:: EXERCISE OBJECTIVE ::
The lines you return must be all those in the data that hold the string "color".
Content starts
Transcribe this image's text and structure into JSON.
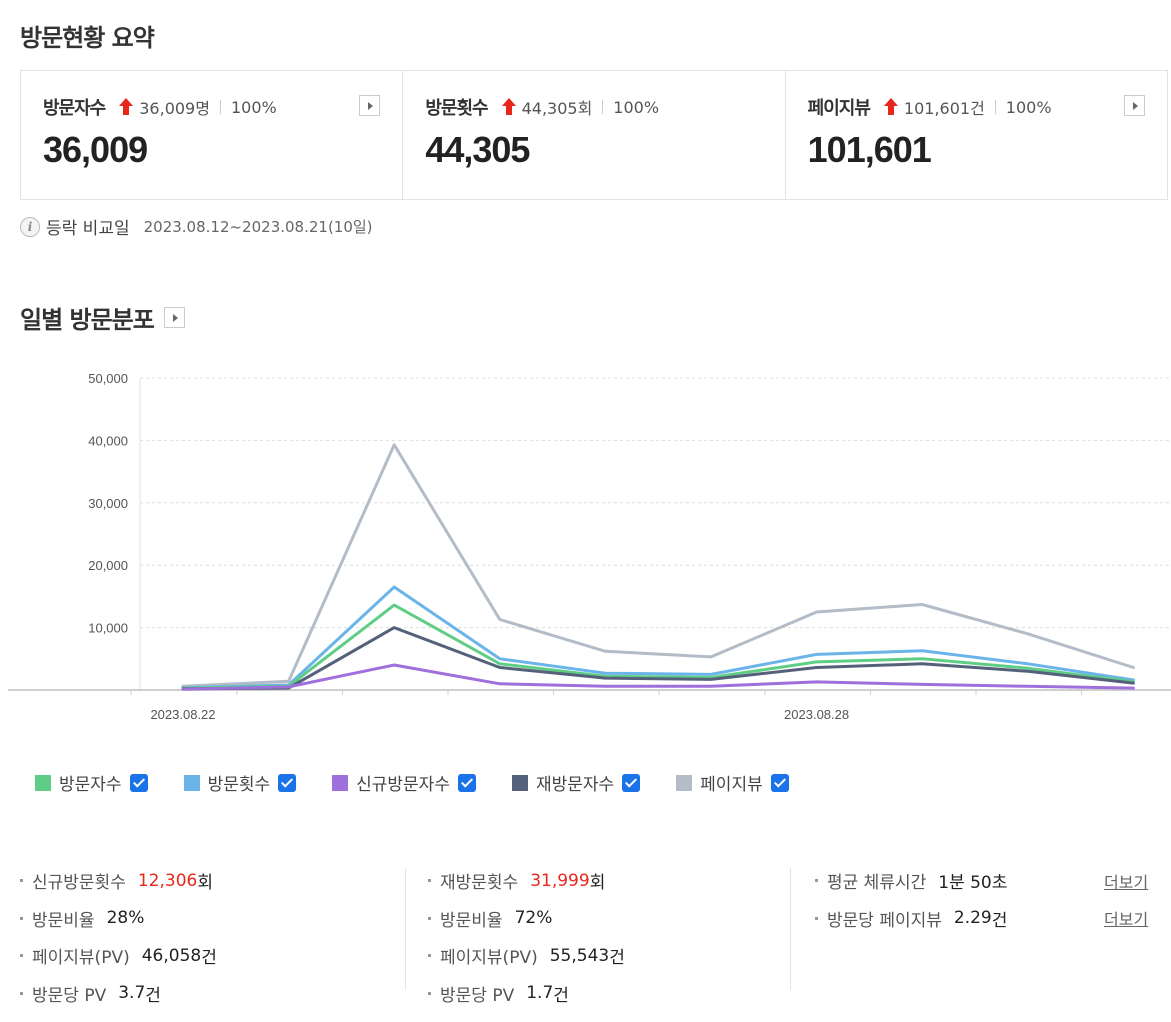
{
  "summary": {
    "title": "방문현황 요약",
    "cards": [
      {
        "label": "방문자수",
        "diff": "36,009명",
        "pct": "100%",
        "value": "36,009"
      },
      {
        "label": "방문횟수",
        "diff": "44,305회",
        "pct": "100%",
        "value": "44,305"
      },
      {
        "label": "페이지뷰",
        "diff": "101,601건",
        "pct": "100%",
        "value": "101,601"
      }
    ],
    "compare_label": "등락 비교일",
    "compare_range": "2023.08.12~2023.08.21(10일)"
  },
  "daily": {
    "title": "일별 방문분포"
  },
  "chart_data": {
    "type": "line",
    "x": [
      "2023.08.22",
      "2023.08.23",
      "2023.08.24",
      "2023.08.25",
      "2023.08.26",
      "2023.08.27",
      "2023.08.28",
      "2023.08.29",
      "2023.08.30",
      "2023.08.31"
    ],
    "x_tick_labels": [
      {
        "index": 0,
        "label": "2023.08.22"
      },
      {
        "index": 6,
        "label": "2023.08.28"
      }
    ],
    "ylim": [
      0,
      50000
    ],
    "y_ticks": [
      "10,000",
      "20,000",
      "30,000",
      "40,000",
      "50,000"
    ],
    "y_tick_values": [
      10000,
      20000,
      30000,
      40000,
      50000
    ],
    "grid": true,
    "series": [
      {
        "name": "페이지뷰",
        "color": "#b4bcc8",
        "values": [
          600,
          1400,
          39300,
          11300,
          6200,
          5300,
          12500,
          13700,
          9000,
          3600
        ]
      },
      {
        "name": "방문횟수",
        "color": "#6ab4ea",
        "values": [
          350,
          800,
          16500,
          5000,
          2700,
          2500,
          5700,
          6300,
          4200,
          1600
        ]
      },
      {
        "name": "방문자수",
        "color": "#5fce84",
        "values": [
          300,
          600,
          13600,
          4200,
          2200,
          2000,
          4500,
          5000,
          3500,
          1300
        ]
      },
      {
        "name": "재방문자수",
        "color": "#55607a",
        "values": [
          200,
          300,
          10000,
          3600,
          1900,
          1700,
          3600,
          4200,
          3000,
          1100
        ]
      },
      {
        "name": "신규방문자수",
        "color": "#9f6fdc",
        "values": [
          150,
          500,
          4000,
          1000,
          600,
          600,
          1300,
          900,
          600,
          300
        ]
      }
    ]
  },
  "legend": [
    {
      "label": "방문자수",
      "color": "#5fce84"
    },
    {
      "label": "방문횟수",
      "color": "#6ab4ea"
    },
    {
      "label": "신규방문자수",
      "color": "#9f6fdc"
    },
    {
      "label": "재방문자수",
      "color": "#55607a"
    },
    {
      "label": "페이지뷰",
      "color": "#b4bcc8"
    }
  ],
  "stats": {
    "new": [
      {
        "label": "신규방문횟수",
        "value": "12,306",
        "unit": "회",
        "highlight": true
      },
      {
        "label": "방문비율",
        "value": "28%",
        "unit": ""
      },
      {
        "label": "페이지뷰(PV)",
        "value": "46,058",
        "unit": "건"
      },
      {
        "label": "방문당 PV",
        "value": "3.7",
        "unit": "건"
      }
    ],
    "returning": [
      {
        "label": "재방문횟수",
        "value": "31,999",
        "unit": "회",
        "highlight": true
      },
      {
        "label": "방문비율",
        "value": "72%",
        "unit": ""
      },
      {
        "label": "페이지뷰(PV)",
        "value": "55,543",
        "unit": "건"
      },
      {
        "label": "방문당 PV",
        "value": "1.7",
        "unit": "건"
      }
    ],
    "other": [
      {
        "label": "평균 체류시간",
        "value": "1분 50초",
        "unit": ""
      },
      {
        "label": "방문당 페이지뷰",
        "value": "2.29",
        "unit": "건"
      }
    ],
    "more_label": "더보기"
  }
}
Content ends
:: EXERCISE RESPONSE ::
        "color": "#b4bcc8",
        "color": "#6ab4ea",
        "color": "#5fce84",
        "color": "#55607a",
        "color": "#9f6fdc",
      "color": "#5fce84"
      "color": "#6ab4ea"
      "color": "#9f6fdc"
      "color": "#55607a"
      "color": "#b4bcc8"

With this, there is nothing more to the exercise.